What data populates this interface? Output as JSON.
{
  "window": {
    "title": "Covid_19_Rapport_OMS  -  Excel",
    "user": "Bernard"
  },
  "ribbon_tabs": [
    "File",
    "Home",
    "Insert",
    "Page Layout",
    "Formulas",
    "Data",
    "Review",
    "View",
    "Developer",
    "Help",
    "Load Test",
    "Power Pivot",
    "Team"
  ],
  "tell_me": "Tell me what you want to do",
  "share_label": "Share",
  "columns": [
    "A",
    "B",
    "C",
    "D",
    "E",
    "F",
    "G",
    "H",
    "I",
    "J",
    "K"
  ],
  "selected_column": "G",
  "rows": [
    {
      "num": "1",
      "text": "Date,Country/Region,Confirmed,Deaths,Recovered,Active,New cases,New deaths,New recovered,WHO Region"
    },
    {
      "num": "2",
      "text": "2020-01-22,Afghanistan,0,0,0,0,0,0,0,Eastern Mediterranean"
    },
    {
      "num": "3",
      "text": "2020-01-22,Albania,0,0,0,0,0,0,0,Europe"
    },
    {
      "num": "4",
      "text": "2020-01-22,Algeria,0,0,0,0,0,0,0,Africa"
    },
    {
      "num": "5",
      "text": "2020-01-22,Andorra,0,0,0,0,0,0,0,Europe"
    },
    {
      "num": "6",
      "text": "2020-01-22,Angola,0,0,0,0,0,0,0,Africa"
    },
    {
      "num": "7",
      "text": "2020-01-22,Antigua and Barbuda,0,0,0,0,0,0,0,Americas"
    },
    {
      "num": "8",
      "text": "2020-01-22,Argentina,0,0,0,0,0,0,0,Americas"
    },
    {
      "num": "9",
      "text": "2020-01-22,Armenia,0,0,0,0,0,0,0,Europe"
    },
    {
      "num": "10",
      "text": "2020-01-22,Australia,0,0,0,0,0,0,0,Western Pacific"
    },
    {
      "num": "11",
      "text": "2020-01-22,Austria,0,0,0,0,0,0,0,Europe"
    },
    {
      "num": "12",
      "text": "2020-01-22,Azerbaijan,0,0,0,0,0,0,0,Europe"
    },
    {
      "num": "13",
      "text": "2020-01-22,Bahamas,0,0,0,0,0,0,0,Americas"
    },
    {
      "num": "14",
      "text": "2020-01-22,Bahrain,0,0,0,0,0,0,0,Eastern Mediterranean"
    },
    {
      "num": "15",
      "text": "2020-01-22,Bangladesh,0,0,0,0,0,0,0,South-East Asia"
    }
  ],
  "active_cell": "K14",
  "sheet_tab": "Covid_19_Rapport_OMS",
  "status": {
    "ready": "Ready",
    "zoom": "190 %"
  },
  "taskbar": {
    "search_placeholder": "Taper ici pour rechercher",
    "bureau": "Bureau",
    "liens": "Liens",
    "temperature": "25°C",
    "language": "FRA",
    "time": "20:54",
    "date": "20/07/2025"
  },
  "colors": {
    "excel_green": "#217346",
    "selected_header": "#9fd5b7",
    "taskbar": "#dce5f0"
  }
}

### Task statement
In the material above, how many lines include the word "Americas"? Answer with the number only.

### Task solution
3